Yesterday, the headlines were:
Schools urged to do more
‘What now?’ I found myself thinking…. Another media spin on what teachers are not doing? But actually, in a bizarre twist, I did actually agree. The Samaritans and YoungMinds both say anti-suicide classes should be a mandatory part of the school curriculum. The two leading mental health charities claim that these ’emotional health’ lessons in schools could help young people to learn about coping skills and have conversations about seeking help. Having been a teacher for more than a decade, I couldn’t agree more and it would certainly help my colleagues still in the profession if they were provided with training about how to help young people deal with these issues.
As with many twenty-first century concerns, this is by no means a new issue for young people, or indeed for individuals of any age. There are an enormous number of pressures in today’s society and so, the need for coping mechanisms has never been greater.
Many famous artists and authors have not been versed with these strategies and some extremely talented individuals have been lost from the world too early.
Ernest Hemingway. Ernest had the genetic disease hemochromatosis, in which the inability to metabolise iron culminates in mental and physical deterioration. Having lost his father, sister Ursula and brother Leicester, to suicide, Ernest went the same way in 1961.

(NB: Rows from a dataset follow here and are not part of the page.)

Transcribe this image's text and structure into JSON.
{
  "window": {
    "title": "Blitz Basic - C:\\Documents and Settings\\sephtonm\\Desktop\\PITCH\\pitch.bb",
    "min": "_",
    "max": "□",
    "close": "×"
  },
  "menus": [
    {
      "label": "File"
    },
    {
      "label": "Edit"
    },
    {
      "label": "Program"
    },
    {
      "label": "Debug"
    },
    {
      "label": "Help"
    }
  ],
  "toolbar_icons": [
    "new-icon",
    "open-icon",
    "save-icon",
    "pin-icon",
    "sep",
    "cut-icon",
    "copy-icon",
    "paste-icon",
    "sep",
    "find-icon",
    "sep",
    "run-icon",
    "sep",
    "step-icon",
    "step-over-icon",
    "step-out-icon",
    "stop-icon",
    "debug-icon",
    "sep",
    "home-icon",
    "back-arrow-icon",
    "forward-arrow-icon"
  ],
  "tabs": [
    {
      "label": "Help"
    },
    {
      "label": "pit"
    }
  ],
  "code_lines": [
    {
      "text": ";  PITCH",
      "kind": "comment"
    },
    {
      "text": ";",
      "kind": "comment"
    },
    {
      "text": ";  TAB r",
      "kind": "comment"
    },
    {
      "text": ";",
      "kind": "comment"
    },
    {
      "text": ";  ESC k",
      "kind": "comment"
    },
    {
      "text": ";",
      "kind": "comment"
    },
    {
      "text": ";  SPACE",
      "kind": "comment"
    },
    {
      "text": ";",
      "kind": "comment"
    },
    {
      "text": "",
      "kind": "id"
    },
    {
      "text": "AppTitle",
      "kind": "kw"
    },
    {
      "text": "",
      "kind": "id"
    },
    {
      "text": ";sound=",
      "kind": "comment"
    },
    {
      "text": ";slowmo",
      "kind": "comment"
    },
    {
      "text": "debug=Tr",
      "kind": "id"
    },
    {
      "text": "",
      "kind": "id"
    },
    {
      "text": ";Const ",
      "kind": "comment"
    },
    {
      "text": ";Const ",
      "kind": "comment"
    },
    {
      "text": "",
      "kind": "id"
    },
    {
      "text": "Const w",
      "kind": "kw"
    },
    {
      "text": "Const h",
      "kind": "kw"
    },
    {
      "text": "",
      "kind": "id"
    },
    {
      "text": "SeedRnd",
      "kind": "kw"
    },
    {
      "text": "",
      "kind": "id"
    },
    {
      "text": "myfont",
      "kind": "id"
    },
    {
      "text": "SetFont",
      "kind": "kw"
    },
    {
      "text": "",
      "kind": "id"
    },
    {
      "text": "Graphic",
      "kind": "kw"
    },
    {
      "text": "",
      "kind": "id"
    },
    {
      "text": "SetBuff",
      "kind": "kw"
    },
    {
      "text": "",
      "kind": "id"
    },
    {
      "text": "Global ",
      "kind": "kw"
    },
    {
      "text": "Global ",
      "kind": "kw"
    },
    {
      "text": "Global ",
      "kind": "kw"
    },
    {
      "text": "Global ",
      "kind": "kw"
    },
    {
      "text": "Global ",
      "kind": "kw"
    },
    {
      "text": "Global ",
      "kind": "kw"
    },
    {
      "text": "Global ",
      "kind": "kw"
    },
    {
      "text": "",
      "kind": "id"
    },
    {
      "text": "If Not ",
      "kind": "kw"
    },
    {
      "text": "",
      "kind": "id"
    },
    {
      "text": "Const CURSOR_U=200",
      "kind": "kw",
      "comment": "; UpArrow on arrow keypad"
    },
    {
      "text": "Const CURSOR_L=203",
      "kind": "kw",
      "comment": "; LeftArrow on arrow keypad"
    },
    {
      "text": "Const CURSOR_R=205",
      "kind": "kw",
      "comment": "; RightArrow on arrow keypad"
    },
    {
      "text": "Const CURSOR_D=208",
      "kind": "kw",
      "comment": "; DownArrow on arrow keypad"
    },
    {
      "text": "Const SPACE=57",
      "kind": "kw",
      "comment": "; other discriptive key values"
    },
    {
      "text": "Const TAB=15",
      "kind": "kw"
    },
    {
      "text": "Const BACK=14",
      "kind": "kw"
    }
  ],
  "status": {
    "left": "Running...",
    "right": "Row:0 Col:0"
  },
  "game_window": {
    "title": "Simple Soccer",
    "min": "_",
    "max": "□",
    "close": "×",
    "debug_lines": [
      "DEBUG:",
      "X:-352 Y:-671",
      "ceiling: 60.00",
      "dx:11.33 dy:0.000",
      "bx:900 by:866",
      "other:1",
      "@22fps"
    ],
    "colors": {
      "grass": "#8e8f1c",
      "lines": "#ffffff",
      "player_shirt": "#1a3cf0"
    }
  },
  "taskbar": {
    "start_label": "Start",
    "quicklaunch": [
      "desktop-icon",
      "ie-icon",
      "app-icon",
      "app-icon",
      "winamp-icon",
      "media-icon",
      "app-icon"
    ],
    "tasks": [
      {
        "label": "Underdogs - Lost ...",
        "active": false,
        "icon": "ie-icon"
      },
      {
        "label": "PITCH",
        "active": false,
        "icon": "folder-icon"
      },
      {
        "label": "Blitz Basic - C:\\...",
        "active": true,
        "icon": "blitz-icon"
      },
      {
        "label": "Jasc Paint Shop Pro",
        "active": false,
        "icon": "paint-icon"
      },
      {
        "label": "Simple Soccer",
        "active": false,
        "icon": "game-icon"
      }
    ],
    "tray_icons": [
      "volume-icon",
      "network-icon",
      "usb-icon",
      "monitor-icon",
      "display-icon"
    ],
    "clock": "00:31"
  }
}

Virginia Woolf – born Adeline Virginia Stephen – was an English writer and one of the foremost modernists of the twentieth century. Suffering from depression, Woolf put on her overcoat on 28 March 1941, filled its pockets with stones, walked into the River Ouse near her home, and drowned herself.
In a Radio 1 documentary, Professor Green explains how his life and lyrics have been coloured by his father’s suicide and last night, he presented Suicide Survivors on BBC Radio 1 on 20 January at 21:00. Well worth listening to…. in my opinion….
Remember, no-one is alone. A vast amount of help is available, if/when people need it.